(EXTRACTED MATERIAL begins)

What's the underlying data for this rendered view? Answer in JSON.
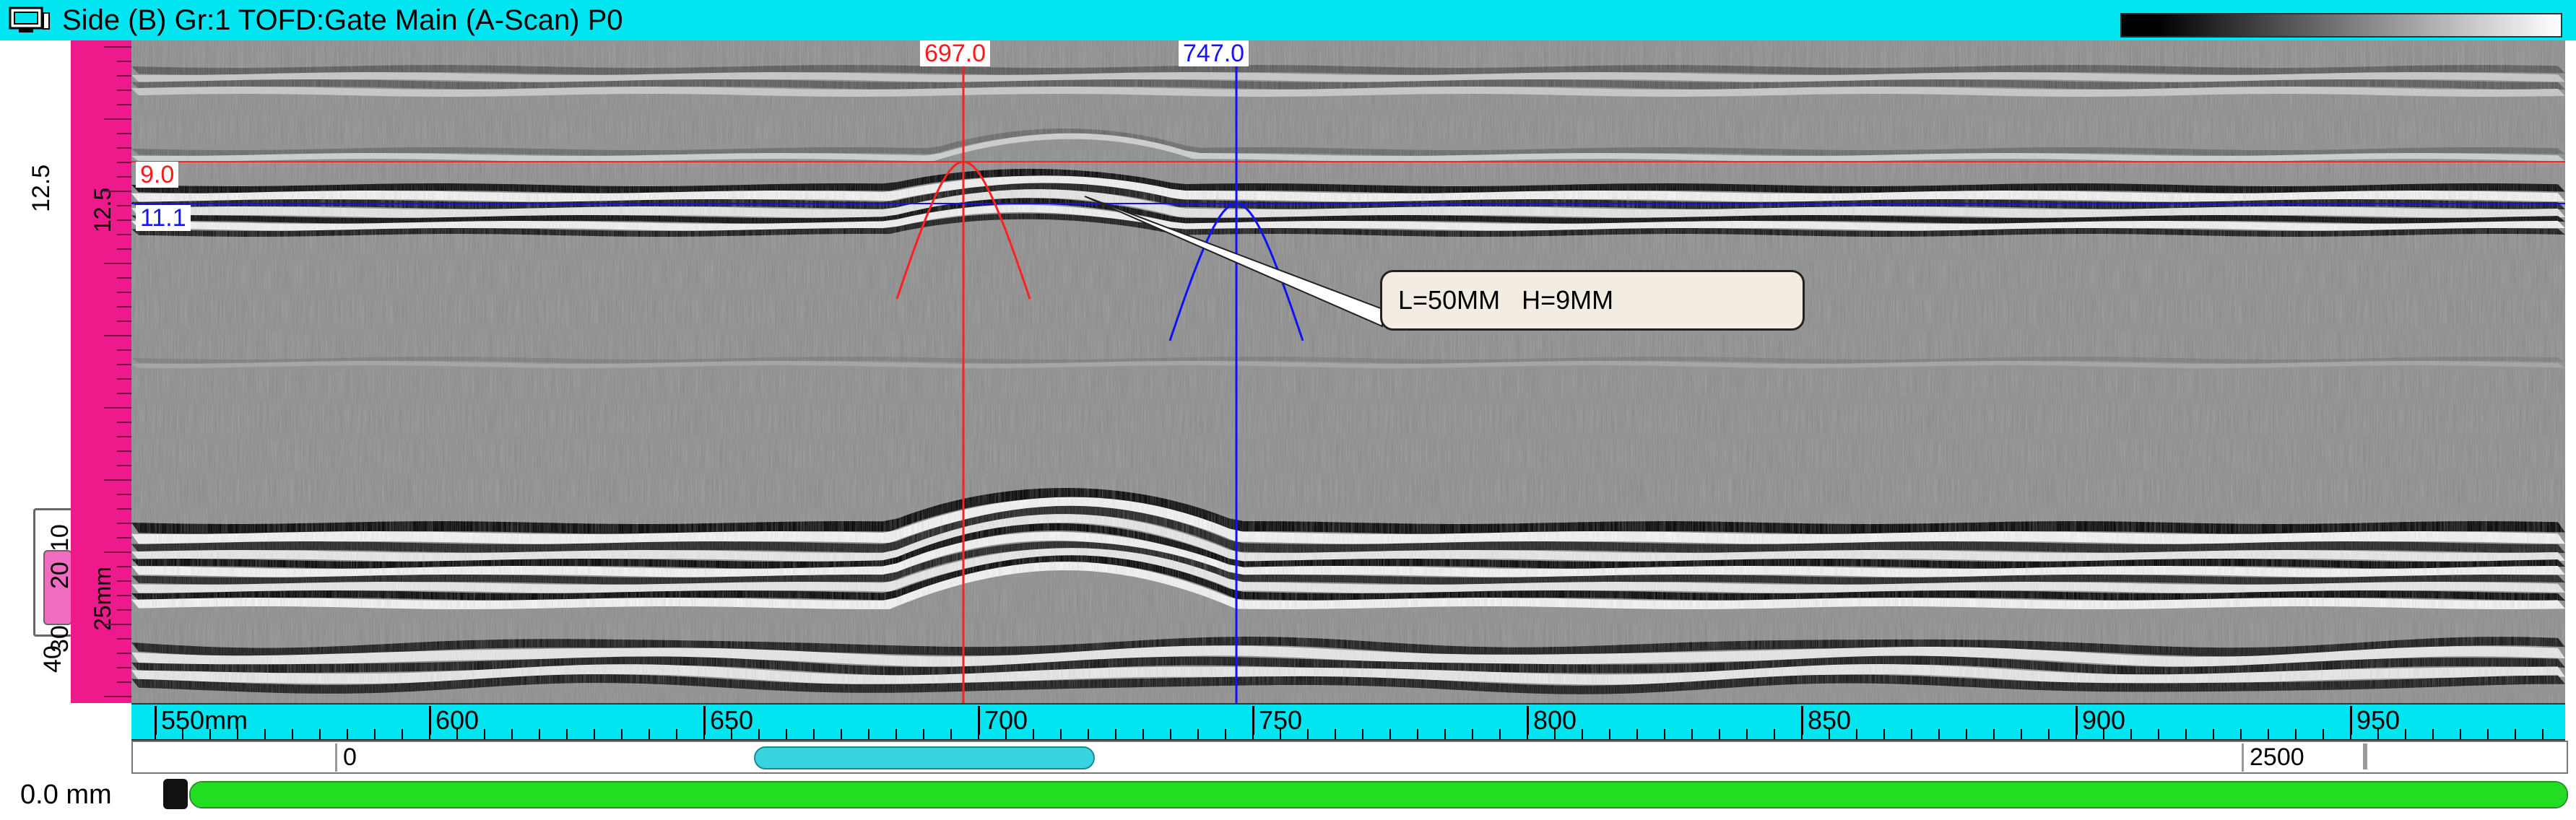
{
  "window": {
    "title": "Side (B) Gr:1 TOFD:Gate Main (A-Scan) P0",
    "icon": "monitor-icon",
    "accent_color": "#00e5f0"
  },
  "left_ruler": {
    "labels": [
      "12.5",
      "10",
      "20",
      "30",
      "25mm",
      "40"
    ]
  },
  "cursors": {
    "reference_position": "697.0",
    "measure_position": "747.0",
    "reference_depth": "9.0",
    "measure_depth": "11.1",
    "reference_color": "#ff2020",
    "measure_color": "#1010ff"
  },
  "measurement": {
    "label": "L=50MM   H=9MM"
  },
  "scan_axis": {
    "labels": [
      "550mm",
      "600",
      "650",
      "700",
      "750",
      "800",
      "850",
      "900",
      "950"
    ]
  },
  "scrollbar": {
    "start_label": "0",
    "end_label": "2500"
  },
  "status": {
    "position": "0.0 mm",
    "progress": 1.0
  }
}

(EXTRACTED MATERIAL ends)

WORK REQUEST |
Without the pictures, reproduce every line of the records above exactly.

EXERCISE RESULT |
What's the underlying data for this rendered view? Answer in JSON.
{
  "window": {
    "title": "Side (B) Gr:1 TOFD:Gate Main (A-Scan) P0",
    "icon": "monitor-icon",
    "accent_color": "#00e5f0"
  },
  "left_ruler": {
    "labels": [
      "12.5",
      "10",
      "20",
      "30",
      "25mm",
      "40"
    ]
  },
  "cursors": {
    "reference_position": "697.0",
    "measure_position": "747.0",
    "reference_depth": "9.0",
    "measure_depth": "11.1",
    "reference_color": "#ff2020",
    "measure_color": "#1010ff"
  },
  "measurement": {
    "label": "L=50MM   H=9MM"
  },
  "scan_axis": {
    "labels": [
      "550mm",
      "600",
      "650",
      "700",
      "750",
      "800",
      "850",
      "900",
      "950"
    ]
  },
  "scrollbar": {
    "start_label": "0",
    "end_label": "2500"
  },
  "status": {
    "position": "0.0 mm",
    "progress": 1.0
  }
}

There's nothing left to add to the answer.